* EXERCISE DESCRIPTION:
Hunt through the entries for the word "bold" and copy each line in which it appears.

* INPUT DATA:
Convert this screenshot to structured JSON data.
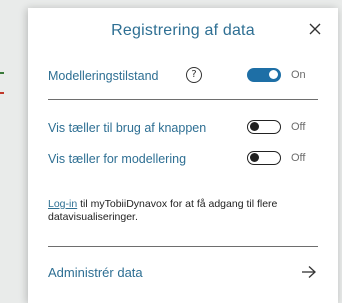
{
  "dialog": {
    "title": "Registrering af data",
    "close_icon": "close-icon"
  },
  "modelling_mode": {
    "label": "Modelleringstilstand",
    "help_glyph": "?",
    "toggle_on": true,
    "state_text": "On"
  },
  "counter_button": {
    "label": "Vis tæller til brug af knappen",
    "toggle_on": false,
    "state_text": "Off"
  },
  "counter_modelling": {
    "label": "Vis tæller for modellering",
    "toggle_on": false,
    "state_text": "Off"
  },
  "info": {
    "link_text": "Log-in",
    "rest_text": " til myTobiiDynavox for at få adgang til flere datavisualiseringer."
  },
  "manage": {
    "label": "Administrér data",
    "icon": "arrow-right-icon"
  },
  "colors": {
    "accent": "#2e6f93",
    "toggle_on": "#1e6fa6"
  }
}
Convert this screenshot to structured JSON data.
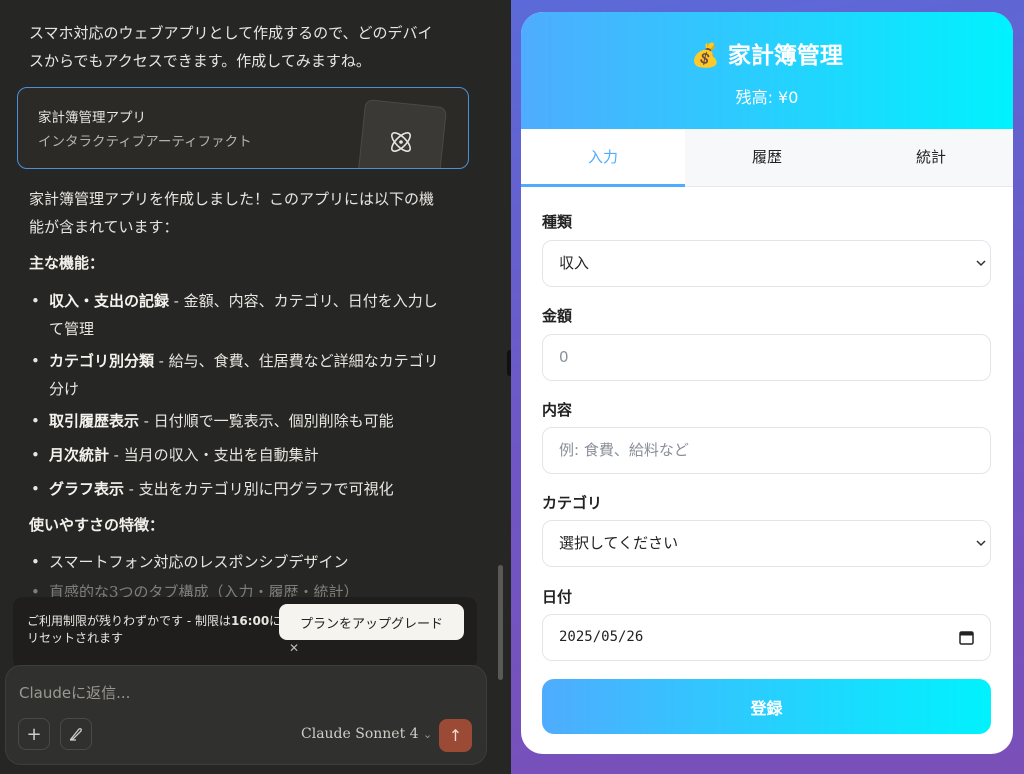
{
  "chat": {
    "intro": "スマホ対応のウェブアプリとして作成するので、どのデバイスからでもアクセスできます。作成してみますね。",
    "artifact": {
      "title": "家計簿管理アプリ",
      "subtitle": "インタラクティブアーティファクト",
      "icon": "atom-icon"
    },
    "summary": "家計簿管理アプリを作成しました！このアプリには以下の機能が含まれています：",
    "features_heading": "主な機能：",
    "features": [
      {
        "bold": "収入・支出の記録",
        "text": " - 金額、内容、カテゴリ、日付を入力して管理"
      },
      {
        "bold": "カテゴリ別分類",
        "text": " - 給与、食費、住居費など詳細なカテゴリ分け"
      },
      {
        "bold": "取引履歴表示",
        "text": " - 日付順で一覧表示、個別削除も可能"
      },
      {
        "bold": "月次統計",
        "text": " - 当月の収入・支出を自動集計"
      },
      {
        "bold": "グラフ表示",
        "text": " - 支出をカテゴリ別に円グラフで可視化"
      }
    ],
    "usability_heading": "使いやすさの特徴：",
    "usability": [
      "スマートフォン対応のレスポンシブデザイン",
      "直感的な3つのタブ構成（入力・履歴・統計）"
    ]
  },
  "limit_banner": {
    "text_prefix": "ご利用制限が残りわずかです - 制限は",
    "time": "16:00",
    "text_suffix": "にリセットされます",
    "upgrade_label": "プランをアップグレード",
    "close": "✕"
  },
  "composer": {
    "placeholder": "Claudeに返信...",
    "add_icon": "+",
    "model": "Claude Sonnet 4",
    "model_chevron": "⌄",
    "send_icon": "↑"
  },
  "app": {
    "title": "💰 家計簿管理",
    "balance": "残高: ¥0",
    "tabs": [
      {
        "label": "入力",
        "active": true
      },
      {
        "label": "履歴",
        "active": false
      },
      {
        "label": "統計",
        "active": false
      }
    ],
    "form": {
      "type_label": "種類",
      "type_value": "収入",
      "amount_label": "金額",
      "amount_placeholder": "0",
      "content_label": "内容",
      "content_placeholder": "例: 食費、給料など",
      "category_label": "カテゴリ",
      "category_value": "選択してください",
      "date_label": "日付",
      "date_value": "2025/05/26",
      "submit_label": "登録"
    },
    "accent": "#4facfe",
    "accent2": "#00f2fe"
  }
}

* OUTPUT FOR THIS EXERCISE:
        "bold": "収入・支出の記録",
        "bold": "カテゴリ別分類",
        "bold": "取引履歴表示",
        "bold": "月次統計",
        "bold": "グラフ表示",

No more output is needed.